An important assumption in our model is that every investor must process his own information. But paying one portfolio manager to learn for many investors is efficient. How might such a setting regenerate a home bias? Because monitoring information collection is difficult, portfolio managers have an incentive to lie about how much research they do. Investors may want to occasionally assess the portfolio manager’s performance. Having a manager from the same region, with similar initial information, is advantageous because evaluating his investment choices is easier. Portfolio managers who want to maximize their risk-adjusted return and have the same initial information advantage as their clients would form a home-biased portfolio, for the same reason that an individual investor would. Thus, even with delegated portfolio management, home bias should emerge. Future work could use the framework in this model to build an equilibrium model of delegated portfolio management that connects a manager’s ability to acquire or process information to the size, style, and fees of his fund.

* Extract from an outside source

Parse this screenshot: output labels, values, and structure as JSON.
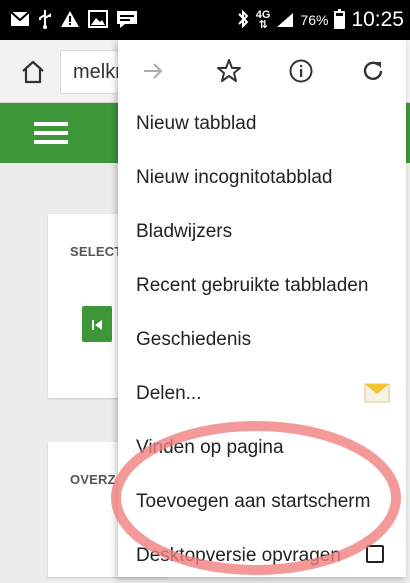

The broader message is that investors choose to have different information sets. The standard asset pricing and portfolio choice models typically assume symmetric information sets across agents. Our study shows that these models are subject to an important criticism: Investors have an incentive to deviate by learning information that others do not know.
STIJN VAN NIEUWERBURGH is assistant professor of finance and Charles Schaefer Family Fellow and LAURA VELDKAMP is associate professor of economics at NYU Stern.